Despite the tragedy that shortened Mac Miller’s life to just twenty-six years, this last album is anything but hopeless and dark. In fact, it is an album of new beginnings, a new cycle of life. It’s less of a hip-hop collection, with tones mellow and calm and that I can only describe as having the sensation of a dewy, light blue fabric. Following the success of Swimming, it’s fair to say that Miller was on his way to a year of stardom. Circles, though, takes it down just a notch. Pitchfork gave this album a 7.4, compared to a 7.5 for Swimming. That made me chuckle. The difference in the goodness of the two albums is as slim as the slight change in tone that Miller’s voice takes. The energy is lower but lighter. Circles does not musically improve, but that’s not what is important. It rewrites, maybe edits, Miller’s life story.
On the first single, “Good News,” Miller croons about having to suppress negative emotions for the benefit of others: “Good news, good news, good news / that’s all they wanna hear / no they don’t like it when I’m dumb.” It’s a minimal track, but it’s bright and even a little quirky. When listeners hear Mac has done “a little spring cleaning” in his head, I’m sure they couldn’t help but smile at the image. Towards the second half to end of the song, Mac—and this is when he feels like Mac, not “Miller”—envisions a better future. He sings, “there’s a whole lot more for me waiting on the other side,” lyrics that, while hopeful, have added unintentional weight after his passing.
The other songs on the track are just as personal. “Surf,” “Woods,” and “That’s On Me” detail personal relationships that have been affected by Mac’s mental health. “Surf” was particularly gripping, as it takes an intimate look at loneliness and having faith that someone, somewhere, somebody will understand you.
The difference in the goodness of the two albums is as slim as the slight change in tone that Miller’s voice takes. The energy is lower but lighter. Circles does not musically improve, but that’s not what is important. It rewrites, maybe edits, Miller’s life story.

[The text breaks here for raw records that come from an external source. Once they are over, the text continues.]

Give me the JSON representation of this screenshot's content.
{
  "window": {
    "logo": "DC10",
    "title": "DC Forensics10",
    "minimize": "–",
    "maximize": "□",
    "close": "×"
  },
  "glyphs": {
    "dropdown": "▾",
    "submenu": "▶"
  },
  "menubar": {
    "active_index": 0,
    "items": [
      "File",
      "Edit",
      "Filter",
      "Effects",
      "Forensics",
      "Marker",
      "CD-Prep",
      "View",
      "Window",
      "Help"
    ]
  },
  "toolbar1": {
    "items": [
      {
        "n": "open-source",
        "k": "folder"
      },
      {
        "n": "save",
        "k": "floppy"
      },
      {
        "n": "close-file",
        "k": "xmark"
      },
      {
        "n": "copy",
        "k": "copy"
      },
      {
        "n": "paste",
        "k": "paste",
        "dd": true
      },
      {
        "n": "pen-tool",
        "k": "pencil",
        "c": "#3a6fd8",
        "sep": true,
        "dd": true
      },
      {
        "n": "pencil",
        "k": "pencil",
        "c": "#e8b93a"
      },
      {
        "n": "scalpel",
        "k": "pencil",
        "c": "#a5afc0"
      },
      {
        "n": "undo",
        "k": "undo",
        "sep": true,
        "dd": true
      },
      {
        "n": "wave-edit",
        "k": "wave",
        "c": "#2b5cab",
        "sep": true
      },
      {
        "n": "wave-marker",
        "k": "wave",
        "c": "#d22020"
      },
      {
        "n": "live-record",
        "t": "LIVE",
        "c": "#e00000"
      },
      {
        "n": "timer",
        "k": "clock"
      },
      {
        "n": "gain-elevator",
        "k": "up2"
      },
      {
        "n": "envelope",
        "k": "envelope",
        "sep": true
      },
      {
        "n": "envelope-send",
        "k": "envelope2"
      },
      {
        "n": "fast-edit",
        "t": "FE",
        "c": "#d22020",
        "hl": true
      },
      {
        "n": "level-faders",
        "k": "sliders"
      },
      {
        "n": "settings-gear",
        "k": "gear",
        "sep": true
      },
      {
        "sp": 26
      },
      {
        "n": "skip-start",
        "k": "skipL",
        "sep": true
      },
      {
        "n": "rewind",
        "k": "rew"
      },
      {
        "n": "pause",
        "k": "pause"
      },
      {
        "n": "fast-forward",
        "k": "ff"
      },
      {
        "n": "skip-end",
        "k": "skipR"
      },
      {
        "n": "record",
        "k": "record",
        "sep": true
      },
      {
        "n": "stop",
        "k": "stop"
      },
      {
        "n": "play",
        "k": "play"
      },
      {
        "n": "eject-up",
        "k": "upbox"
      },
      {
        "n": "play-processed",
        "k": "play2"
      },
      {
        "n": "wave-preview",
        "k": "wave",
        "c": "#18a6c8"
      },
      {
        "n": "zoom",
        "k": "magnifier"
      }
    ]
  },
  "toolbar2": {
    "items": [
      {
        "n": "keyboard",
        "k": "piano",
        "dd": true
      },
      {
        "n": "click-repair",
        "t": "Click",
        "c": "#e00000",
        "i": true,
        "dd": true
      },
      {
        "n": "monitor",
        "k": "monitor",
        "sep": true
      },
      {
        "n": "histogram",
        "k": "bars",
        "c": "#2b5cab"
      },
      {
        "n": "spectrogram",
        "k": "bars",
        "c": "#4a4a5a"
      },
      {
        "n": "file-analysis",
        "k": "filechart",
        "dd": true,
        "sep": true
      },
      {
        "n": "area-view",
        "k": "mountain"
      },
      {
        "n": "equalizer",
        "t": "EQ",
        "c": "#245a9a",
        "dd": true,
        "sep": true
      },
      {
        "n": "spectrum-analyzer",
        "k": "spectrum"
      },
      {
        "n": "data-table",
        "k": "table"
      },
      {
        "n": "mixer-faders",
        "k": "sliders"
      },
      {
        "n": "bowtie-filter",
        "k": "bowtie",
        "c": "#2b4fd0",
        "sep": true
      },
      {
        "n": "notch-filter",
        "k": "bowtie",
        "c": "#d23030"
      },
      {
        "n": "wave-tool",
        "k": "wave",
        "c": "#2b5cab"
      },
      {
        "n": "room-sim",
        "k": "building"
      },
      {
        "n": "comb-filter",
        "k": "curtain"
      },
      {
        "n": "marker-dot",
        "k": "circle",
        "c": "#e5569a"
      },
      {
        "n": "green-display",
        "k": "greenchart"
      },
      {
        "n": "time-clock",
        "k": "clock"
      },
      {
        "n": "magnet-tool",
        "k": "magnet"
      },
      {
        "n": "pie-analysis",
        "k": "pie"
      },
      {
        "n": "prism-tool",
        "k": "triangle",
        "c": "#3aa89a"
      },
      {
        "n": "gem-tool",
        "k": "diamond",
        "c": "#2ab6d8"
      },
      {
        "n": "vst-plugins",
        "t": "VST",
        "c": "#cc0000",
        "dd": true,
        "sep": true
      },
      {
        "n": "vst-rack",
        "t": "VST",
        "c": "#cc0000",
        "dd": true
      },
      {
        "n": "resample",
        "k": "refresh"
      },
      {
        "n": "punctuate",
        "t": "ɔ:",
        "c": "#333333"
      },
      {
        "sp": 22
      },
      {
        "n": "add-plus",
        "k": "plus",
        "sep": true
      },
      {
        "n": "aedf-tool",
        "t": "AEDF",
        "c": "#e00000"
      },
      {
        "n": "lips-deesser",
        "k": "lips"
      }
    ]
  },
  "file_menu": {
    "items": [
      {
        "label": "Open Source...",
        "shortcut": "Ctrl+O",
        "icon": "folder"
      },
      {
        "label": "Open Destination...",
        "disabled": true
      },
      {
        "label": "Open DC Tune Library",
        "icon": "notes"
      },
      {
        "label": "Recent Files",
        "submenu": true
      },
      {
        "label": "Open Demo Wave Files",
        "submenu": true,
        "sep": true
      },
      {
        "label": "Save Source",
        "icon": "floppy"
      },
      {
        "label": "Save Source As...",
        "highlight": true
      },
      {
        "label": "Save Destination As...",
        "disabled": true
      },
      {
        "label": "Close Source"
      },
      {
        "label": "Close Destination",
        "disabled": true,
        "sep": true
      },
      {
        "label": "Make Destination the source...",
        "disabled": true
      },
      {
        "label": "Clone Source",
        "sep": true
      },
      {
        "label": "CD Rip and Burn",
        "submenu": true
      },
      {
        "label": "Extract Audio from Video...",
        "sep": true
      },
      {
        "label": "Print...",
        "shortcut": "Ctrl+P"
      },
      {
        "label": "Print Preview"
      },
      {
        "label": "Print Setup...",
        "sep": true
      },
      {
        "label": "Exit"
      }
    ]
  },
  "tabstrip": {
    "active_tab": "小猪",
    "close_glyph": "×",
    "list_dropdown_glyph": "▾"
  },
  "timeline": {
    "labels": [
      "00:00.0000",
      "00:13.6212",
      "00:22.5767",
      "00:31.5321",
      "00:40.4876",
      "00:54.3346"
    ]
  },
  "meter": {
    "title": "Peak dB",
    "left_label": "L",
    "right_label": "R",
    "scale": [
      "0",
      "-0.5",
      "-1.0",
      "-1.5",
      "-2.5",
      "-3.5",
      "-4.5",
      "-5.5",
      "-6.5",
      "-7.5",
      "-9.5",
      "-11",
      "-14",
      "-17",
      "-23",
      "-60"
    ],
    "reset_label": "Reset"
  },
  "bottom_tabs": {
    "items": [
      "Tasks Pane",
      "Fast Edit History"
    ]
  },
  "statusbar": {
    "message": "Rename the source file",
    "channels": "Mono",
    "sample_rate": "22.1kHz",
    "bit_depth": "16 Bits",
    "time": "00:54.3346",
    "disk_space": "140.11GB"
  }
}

And then I circle back to the title song, the first song, “Circles,” and its intro gives me chills. It lulls me into a calm place where I am able to focus on the words I’ve written here. With all of the hip-hop artists and other legends we’ve lost last year, and this year already—Nipsey Hussle, Juice WRLD, Pop Smoke—I wasn’t able to write about this album in a way I felt was right. Excited and missing Mac, I listened to Circles when it first came out and liked it, but now, in February, I embraced it even more. My emotional reaction is much stronger after the sudden deaths of Kobe Bryant, his young daughter Gianna Bryant, and six others in a late-January helicopter crash. It’s much stronger after I’ve gone through third-year midterms, my twentieth birthday, and the stress of becoming more of an adult every day.
Though he’s gone, I’m sure Mac understands all of these hardships, and that they in some form are all present in the songs that will continue to memorialize him and those we lost forever. Each game an athlete plays reflects the growth of not only their skills, but also their message, their creed, their emotional work. Each project an artist puts out reflects the same. It’s nice to remember that after their bodies have left us. Of course, then, everything turns into some kind of action of mourning. Bits and pieces of Kobe’s retirement speech were used at his memorial. His short-film and poem, “Dear Basketball,” written after he stopped playing professionally, became a self-inscribed eulogy. In the case of Circles, each lyric becomes a regret, a mistaken goodbye. In the last song on the track, “Once A Day,” Mac sings, “And everybody means something / When they’re stuck on your mind / But every now and again, why can’t we just be fine?” In his last gift to us, Mac simply and playfully reminds us that we should continue to have hope in times of loss. He gently reminds us that it’s a hard thing to do.